Leading European asset manager Amundi says in its 2023 Outlook that China’s economy could unveil positive surprises in 2023, depending on the outcome of the two main challenges: housing market and Covid-19 policy.

“On the former, we see stabilisation thanks to looser policy, on the latter a gradual relaxation of restrictions. Geopolitical pressure and an intensifying US-China confrontation are key risks.”

Impact investing

Martin Currie’s Head of Stewardship, Sustainability and Impact David Sheasby says impact investing has become significantly more prominent as investors focus on the intentionality of their investments and seek to generate positive impact alongside financial returns. “We expect that investors will look at the role of public equites in generating impact as a key focus for 2023,” he says.

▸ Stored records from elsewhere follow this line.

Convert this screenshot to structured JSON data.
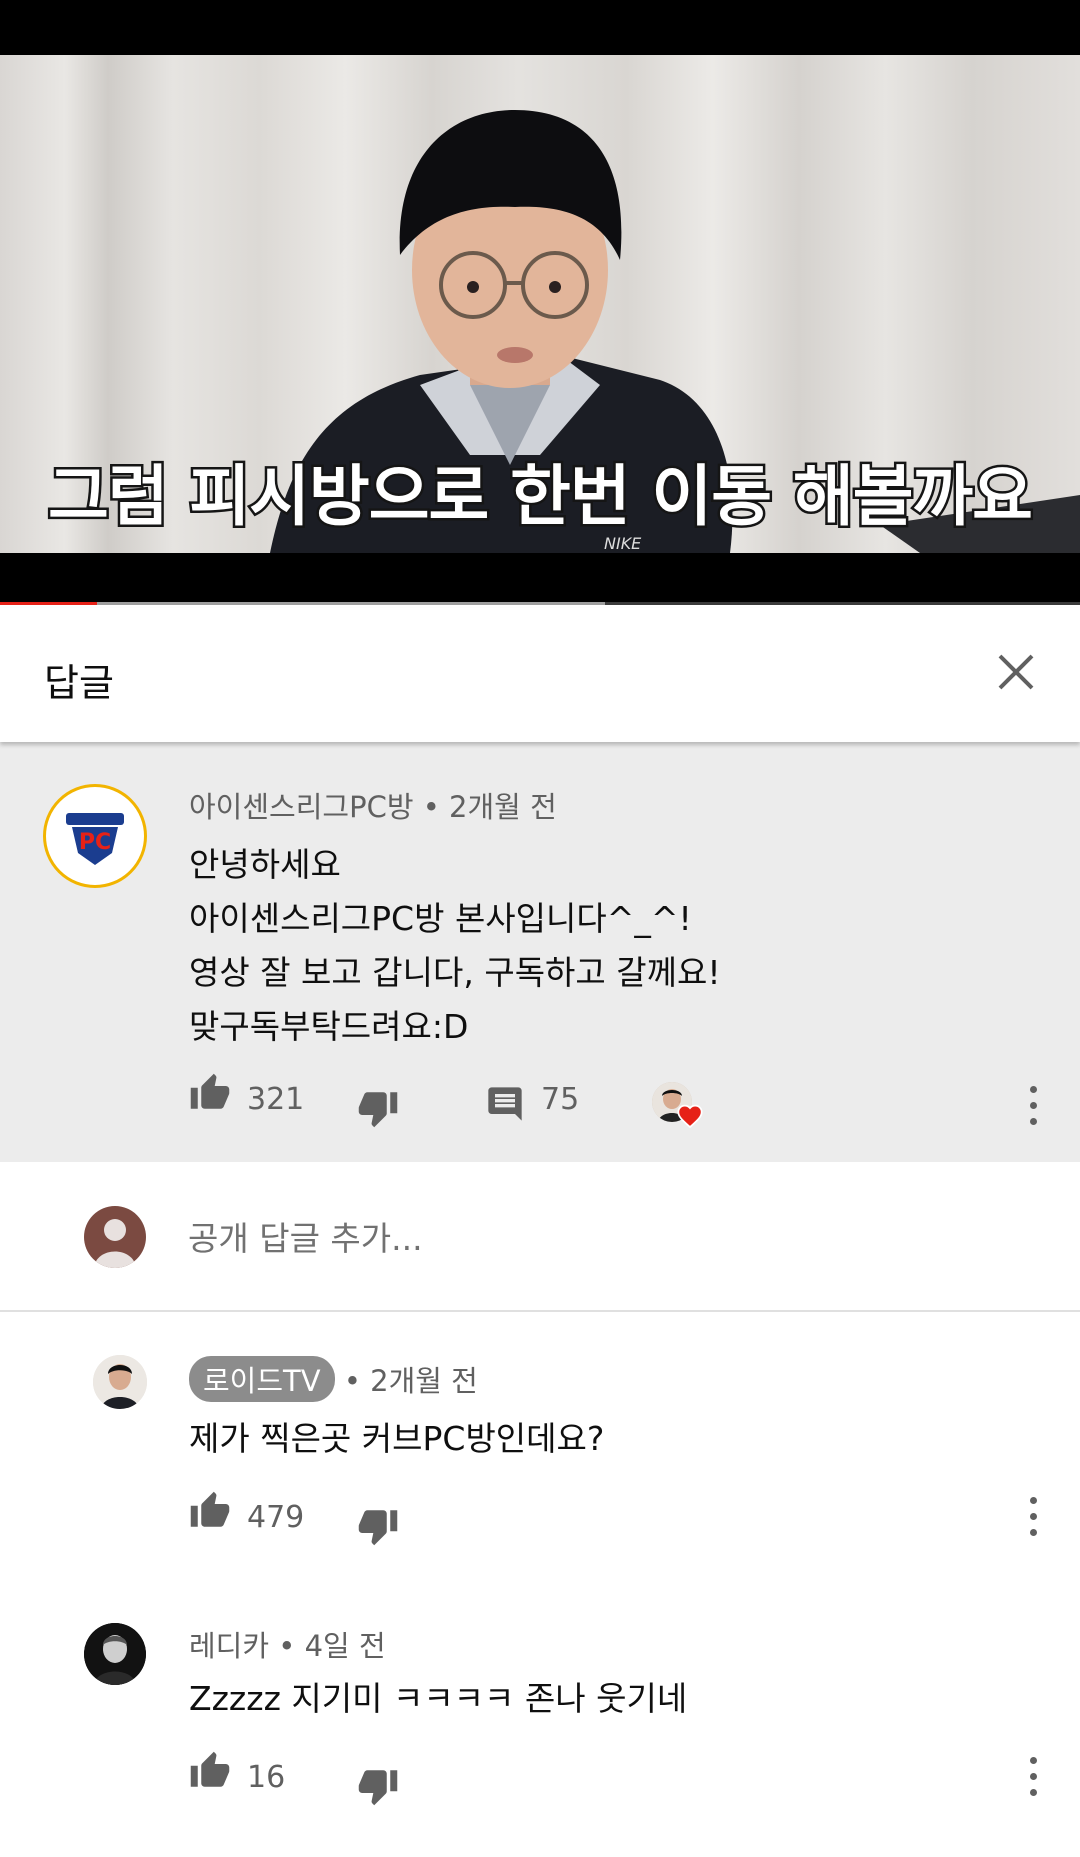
{
  "video": {
    "subtitle": "그럼 피시방으로 한번 이동 해볼까요",
    "played_fraction": 0.09,
    "buffered_fraction": 0.56
  },
  "panel": {
    "title": "답글",
    "close_icon": "close-icon"
  },
  "parent_comment": {
    "author": "아이센스리그PC방",
    "time": "2개월 전",
    "lines": [
      "안녕하세요",
      "아이센스리그PC방 본사입니다^_^!",
      "영상 잘 보고 갑니다, 구독하고 갈께요!",
      "맞구독부탁드려요:D"
    ],
    "likes": "321",
    "replies": "75",
    "avatar_text": "PC",
    "heart_color": "#e62117"
  },
  "reply_input": {
    "placeholder": "공개 답글 추가..."
  },
  "replies": [
    {
      "author": "로이드TV",
      "time": "2개월 전",
      "text": "제가 찍은곳 커브PC방인데요?",
      "likes": "479",
      "author_is_channel": true
    },
    {
      "author": "레디카",
      "time": "4일 전",
      "text": "Zzzzz 지기미 ㅋㅋㅋㅋ 존나 웃기네",
      "likes": "16",
      "author_is_channel": false
    }
  ],
  "colors": {
    "accent_red": "#e62117",
    "parent_bg": "#ececec",
    "meta_gray": "#606060"
  }
}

Climate will remain a key issue next year with an increased sense of urgency for action as the window for limiting climate change rapidly closes. Human rights, social issues and inequality will have increased prominence as stewardship topics, with the emergence of regulation in this space, he says.

Group chief investment officer at Amundi Vincent Mortier says long-term ESG themes have been reinforced by the Covid-19 crisis and the Russia-Ukraine war. Amundi’s 2023 Investment Outlook says investors should play the energy transition and food security themes, accelerate the net-zero path, and look for companies that can improve their ESG profile through active engagement.

Female traders look to CFDs

Over the past three years in Australia, CMC Markets has seen a 13% increase in female ALPHA Contracts – For-Difference (CFD) traders. In the same time period, total male ALPHA traders decreased 7% suggesting the rise of the female investor is significant in the once typically male-dominated sector.

Female ALPHA traders (high-volume CFD traders), are identifying opportunities and trading short-term price movements across markets like the ASX 200 index, foreign exchange pairs including AUD/USD, and commodities such as silver, CMC data shows.

“These assets tend to be a popular starting point for traders because they’re familiar. Information and commentary are readily available across not just the media but also our CMC Markets Analysts,” says CMC Markets Senior Sales Trader, Kurt Mayell.

CFDs trade on the price movement of underlying financial assets (such as forex and commodities), and fluctuations in price can be significant, so it pays to stay across market movements, Mayell says.


Australians remain confused about cryptocurrencies and whether to invest of not. High profile company fails have shaken the market, which traded as high as US$64,000 in November 2021, but is currently sitting around US$21,000 a Bitcoin.

While a survey by global cryptocurrency app Luno found 71% of respondents still don’t understand the market or how to invest in it, almost half the number of people surveyed said they were considering adding it to their portfolio.

“One of the benefits of cryptocurrency is that anyone can invest. It was designed to be decentralised, meaning everyone has the power to access, trade and invest in coins. However, like any financial system, it’s imperative that potential investors do their research before entering the market,” said James Logan, Country Manager, Australia, Luno.

This article represents the views only of the interviewees and should not be regarded as the provision of advice of any nature from Forbes Australia.  The article is intended to provide general information only and does not take into account your individual objectives, financial situation or needs. Past performance is not necessarily indicative of future performance. You should seek independent financial and tax advice before making any decision based on this information, the views or information expressed in this article.